Primary characterization of a herpesvirus agent associated with Kaposi's Sarcoma
Detection of novel DNA sequences in Kaposi's sarcoma (KS) and AIDS-related body cavity-based, non-Hodgkin's lymphomas suggests that these neoplasms are caused by a previously unidentified human herpesvirus. We have characterized this agent using a continuously infected B-lymphocyte cell line derived from an AIDS-related lymphoma and a genomic library made from a KS lesion. In this cell line, the agent has a large episomal genome with an electrophoretic mobility similar to that of 270-kb linear DNA markers during clamped homogeneous electric field gel electrophoresis. A 20.7-kb region of the genome has been completely sequenced, and within this region, 17 partial and complete open reading frames are present; all except one have sequence and positional homology to known gammaherpesvirus genes, including the major capsid protein and thymidine kinase genes. Phylogenetic analyses using both single genes and combined gene sets demonstrated that the agent is a gamma-2 herpesvirus (genus Rhadinovirus) and is the first member of this genus known to infect humans. Evidence for transient viral transmission from infected to uninfected cells is presented, but replication-competent virions have not been identified in infected cell lines.
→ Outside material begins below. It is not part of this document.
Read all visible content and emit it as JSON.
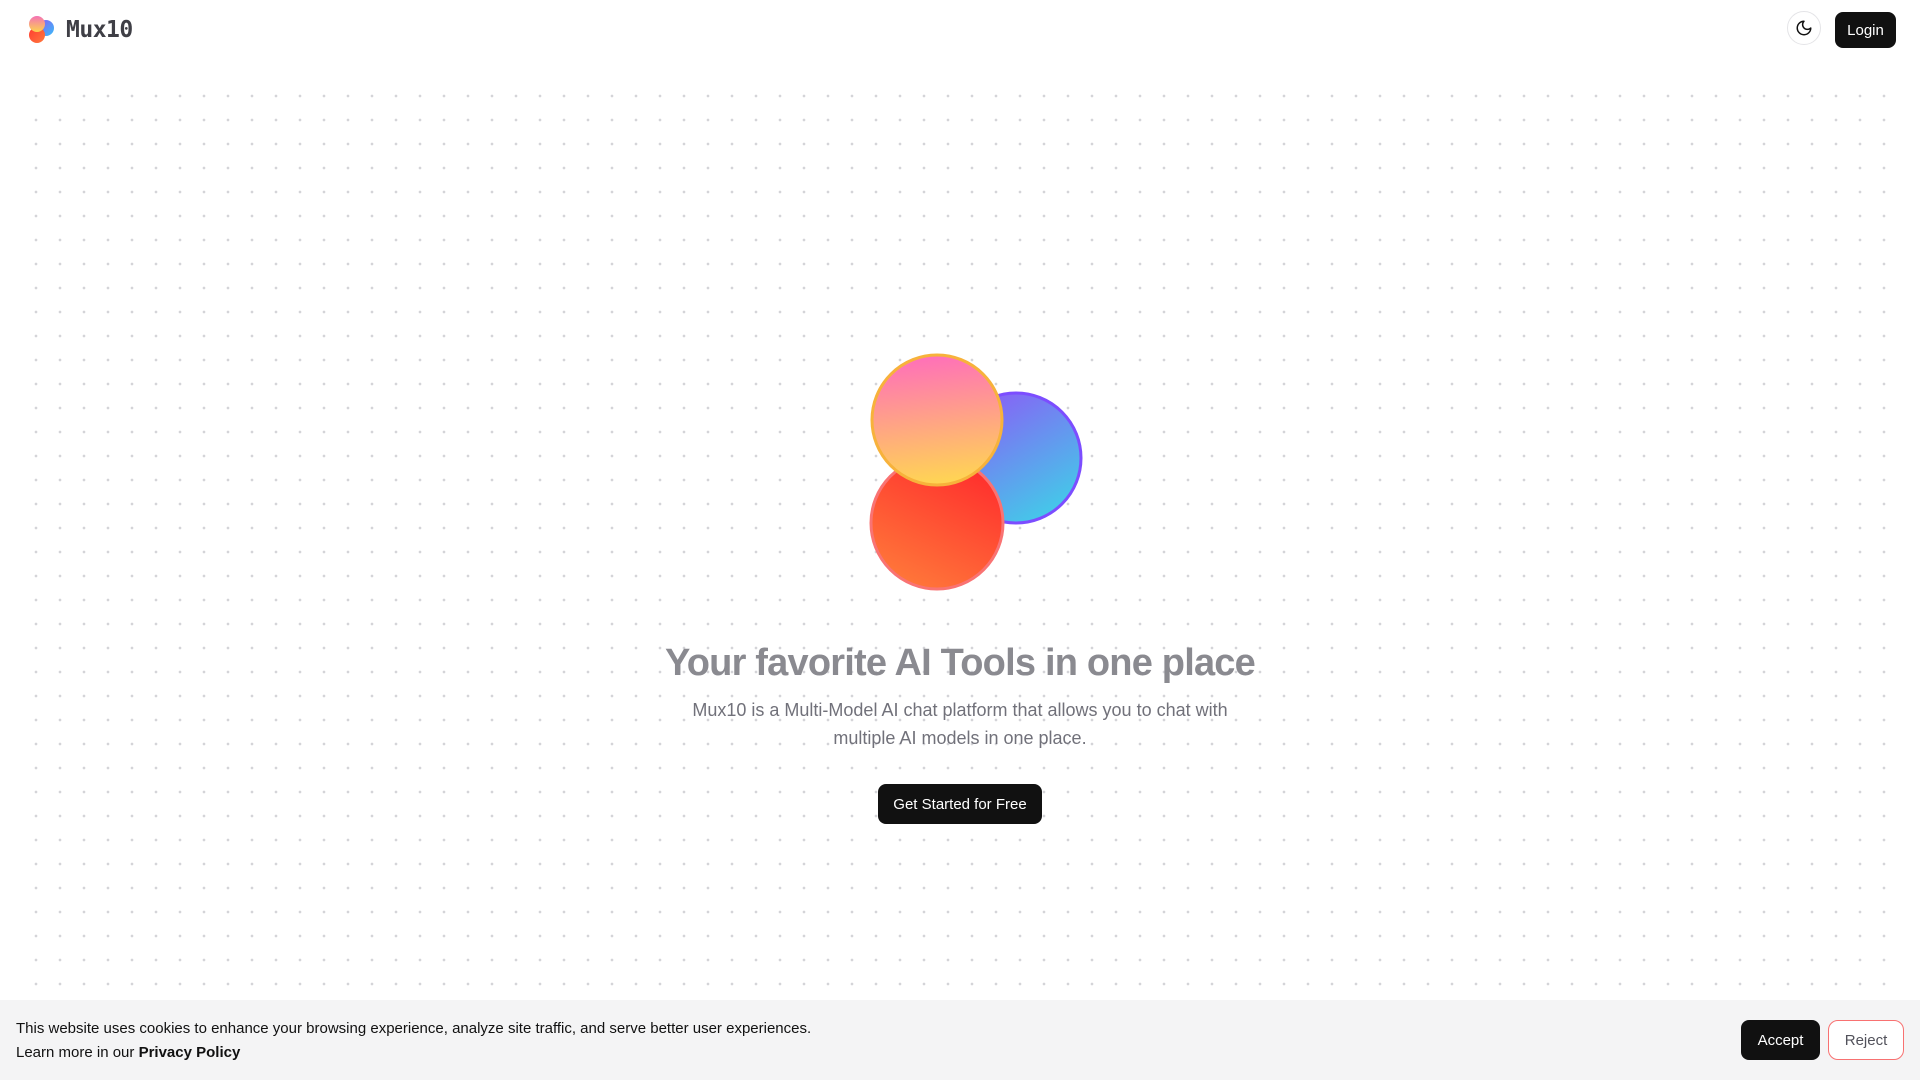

Sera from patients with KS have specific antibodies directed against antigens of infected cell lines, and these antibodies are generally absent in sera from patients with AIDS without KS. These studies define the agent as a new human herpesvirus provisionally assigned the descriptive name KS-associated herpesvirus; its formal designation is likely to be human herpesvirus 8.